__What you should do__
Go line by line through the data below, counting each one that has "correction", and give the final count only.
Start of Block
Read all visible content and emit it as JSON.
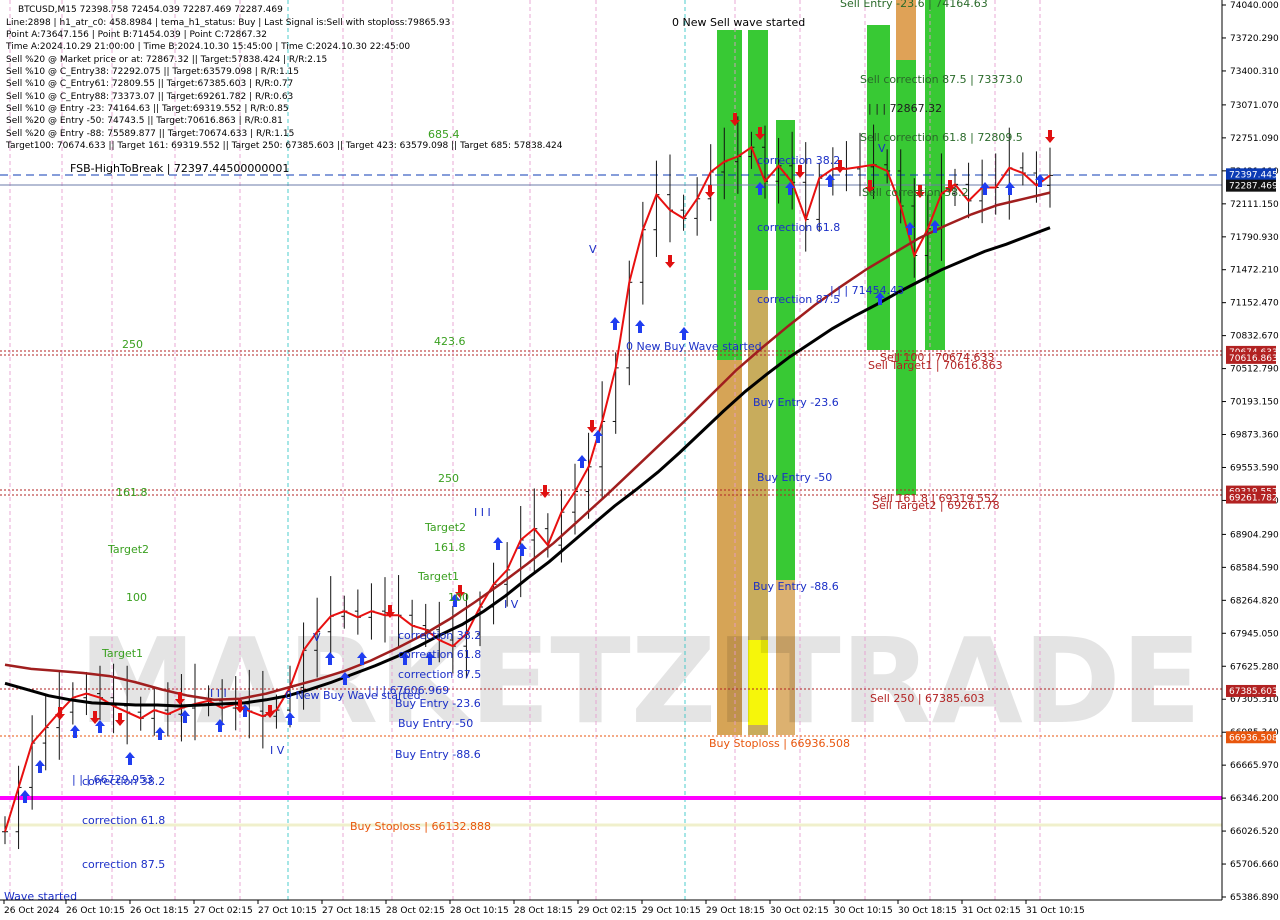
{
  "header": {
    "title": "BTCUSD,M15  72398.758 72454.039 72287.469 72287.469",
    "lines": [
      "Line:2898 | h1_atr_c0: 458.8984 | tema_h1_status: Buy | Last Signal is:Sell with stoploss:79865.93",
      "Point A:73647.156 | Point B:71454.039 | Point C:72867.32",
      "Time A:2024.10.29 21:00:00 | Time B:2024.10.30 15:45:00 | Time C:2024.10.30 22:45:00",
      "Sell %20 @ Market price or at: 72867.32 || Target:57838.424 | R/R:2.15",
      "Sell %10 @ C_Entry38: 72292.075 || Target:63579.098 | R/R:1.15",
      "Sell %10 @ C_Entry61: 72809.55 || Target:67385.603 | R/R:0.77",
      "Sell %10 @ C_Entry88: 73373.07 || Target:69261.782 | R/R:0.63",
      "Sell %10 @ Entry -23: 74164.63 || Target:69319.552 | R/R:0.85",
      "Sell %20 @ Entry -50: 74743.5 || Target:70616.863 | R/R:0.81",
      "Sell %20 @ Entry -88: 75589.877 || Target:70674.633 | R/R:1.15",
      "Target100: 70674.633 || Target 161: 69319.552 || Target 250: 67385.603 || Target 423: 63579.098 || Target 685: 57838.424"
    ]
  },
  "watermark": "MARKETZITRADE",
  "chart_data": {
    "type": "candlestick",
    "symbol": "BTCUSD",
    "timeframe": "M15",
    "ylim": [
      65386.89,
      74040.0
    ],
    "y_ticks": [
      "74040.000",
      "73720.290",
      "73400.310",
      "73071.070",
      "72751.090",
      "72431.110",
      "72111.150",
      "71790.930",
      "71472.210",
      "71152.470",
      "70832.670",
      "70512.790",
      "70193.150",
      "69873.360",
      "69553.590",
      "69233.810",
      "68904.290",
      "68584.590",
      "68264.820",
      "67945.050",
      "67625.280",
      "67305.310",
      "66985.340",
      "66665.970",
      "66346.200",
      "66026.520",
      "65706.660",
      "65386.890"
    ],
    "x_ticks": [
      "26 Oct 2024",
      "26 Oct 10:15",
      "26 Oct 18:15",
      "27 Oct 02:15",
      "27 Oct 10:15",
      "27 Oct 18:15",
      "28 Oct 02:15",
      "28 Oct 10:15",
      "28 Oct 18:15",
      "29 Oct 02:15",
      "29 Oct 10:15",
      "29 Oct 18:15",
      "30 Oct 02:15",
      "30 Oct 10:15",
      "30 Oct 18:15",
      "31 Oct 02:15",
      "31 Oct 10:15"
    ],
    "price_tags": [
      {
        "label": "72397.445",
        "color": "#0c3bb5"
      },
      {
        "label": "72287.469",
        "color": "#111111"
      },
      {
        "label": "70674.633",
        "color": "#b22222"
      },
      {
        "label": "70616.863",
        "color": "#b22222"
      },
      {
        "label": "69319.552",
        "color": "#b22222"
      },
      {
        "label": "69261.782",
        "color": "#b22222"
      },
      {
        "label": "67385.603",
        "color": "#b22222"
      },
      {
        "label": "66936.508",
        "color": "#e8560d"
      }
    ],
    "series": [
      {
        "name": "close",
        "values": [
          66020,
          66450,
          66880,
          67030,
          67180,
          67320,
          67360,
          67320,
          67240,
          67180,
          67120,
          67200,
          67160,
          67220,
          67260,
          67290,
          67220,
          67260,
          67190,
          67140,
          67200,
          67420,
          67780,
          67960,
          68110,
          68160,
          68100,
          68160,
          68120,
          68120,
          68020,
          67980,
          67880,
          67820,
          67940,
          68200,
          68420,
          68560,
          68850,
          68960,
          68800,
          69120,
          69320,
          69560,
          70000,
          70520,
          71350,
          71860,
          72200,
          72050,
          71970,
          72160,
          72420,
          72520,
          72570,
          72660,
          72330,
          72480,
          72320,
          71960,
          72360,
          72450,
          72450,
          72470,
          72490,
          72430,
          72090,
          71610,
          71870,
          72210,
          72300,
          72140,
          72270,
          72270,
          72460,
          72410,
          72290,
          72387
        ]
      },
      {
        "name": "ma_black",
        "values": [
          67460,
          67400,
          67340,
          67300,
          67270,
          67260,
          67250,
          67250,
          67240,
          67250,
          67260,
          67270,
          67300,
          67340,
          67400,
          67470,
          67550,
          67630,
          67720,
          67820,
          67930,
          68030,
          68160,
          68310,
          68480,
          68640,
          68820,
          69000,
          69180,
          69340,
          69510,
          69700,
          69900,
          70100,
          70290,
          70460,
          70620,
          70760,
          70900,
          71020,
          71130,
          71250,
          71360,
          71470,
          71560,
          71650,
          71720,
          71800,
          71880
        ]
      },
      {
        "name": "ma_brown",
        "values": [
          67640,
          67600,
          67580,
          67560,
          67530,
          67470,
          67400,
          67340,
          67300,
          67310,
          67360,
          67430,
          67500,
          67580,
          67680,
          67800,
          67930,
          68080,
          68250,
          68430,
          68620,
          68820,
          69050,
          69280,
          69520,
          69760,
          70000,
          70250,
          70500,
          70720,
          70930,
          71130,
          71310,
          71480,
          71630,
          71780,
          71900,
          72010,
          72100,
          72160,
          72220
        ]
      }
    ]
  },
  "annotations": {
    "fsb": "FSB-HighToBreak | 72397.44500000001",
    "new_sell_wave": "0 New Sell wave started",
    "new_buy_wave_1": "0 New Buy Wave started",
    "new_buy_wave_2": "0 New Buy Wave started",
    "wave_started": "Wave started",
    "fib_685": "685.4",
    "fib_423_left": "423.6",
    "fib_250_left": "250",
    "fib_161_left": "161.8",
    "target2_left": "Target2",
    "fib_100_left": "100",
    "target1_left": "Target1",
    "fib_250_mid": "250",
    "target2_mid": "Target2",
    "fib_161_mid": "161.8",
    "target1_mid": "Target1",
    "fib_100_mid": "100",
    "corr_38_left": "correction 38.2",
    "corr_61_left": "correction 61.8",
    "corr_87_left": "correction 87.5",
    "level_left": "| | | 66729.953",
    "corr_38_mid": "correction 38.2",
    "corr_61_mid": "correction 61.8",
    "corr_87_mid": "correction 87.5",
    "level_mid": "| | | 67606.969",
    "buy_23_mid": "Buy Entry -23.6",
    "buy_50_mid": "Buy Entry -50",
    "buy_88_mid": "Buy Entry -88.6",
    "corr_38_right": "correction 38.2",
    "corr_61_right": "correction 61.8",
    "corr_87_right": "correction 87.5",
    "buy_23_right": "Buy Entry -23.6",
    "buy_50_right": "Buy Entry -50",
    "buy_88_right": "Buy Entry -88.6",
    "buy_stoploss_1": "Buy Stoploss | 66132.888",
    "buy_stoploss_2": "Buy Stoploss | 66936.508",
    "sell_entry_top": "Sell Entry -23.6 | 74164.63",
    "sell_corr_87": "Sell correction 87.5 | 73373.0",
    "level_c": "| | | 72867.32",
    "sell_corr_61": "Sell correction 61.8 | 72809.5",
    "sell_corr_38": "Sell correction 38.2",
    "level_b": "| | | 71454.43",
    "sell_100": "Sell 100 | 70674.633",
    "sell_target1": "Sell Target1 | 70616.863",
    "sell_161": "Sell 161.8 | 69319.552",
    "sell_target2": "Sell Target2 | 69261.78",
    "sell_250": "Sell  250 | 67385.603",
    "wave_v": "V",
    "wave_iv": "I V",
    "wave_iii": "I I I"
  },
  "colors": {
    "background": "#ffffff",
    "buy_arrow": "#1f3df0",
    "sell_arrow": "#e01010",
    "magenta_line": "#ff00ff",
    "green_zone": "#22c31e",
    "orange_zone": "#e8a05a",
    "yellow_zone": "#f6f60a",
    "ma_black": "#000000",
    "ma_brown": "#a01e1e",
    "tema_red": "#e81010",
    "target_red": "#b22222",
    "stop_orange": "#e8560d",
    "fib_green": "#3aa020",
    "corr_blue": "#1b2fc7"
  }
}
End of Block
__Reply__
12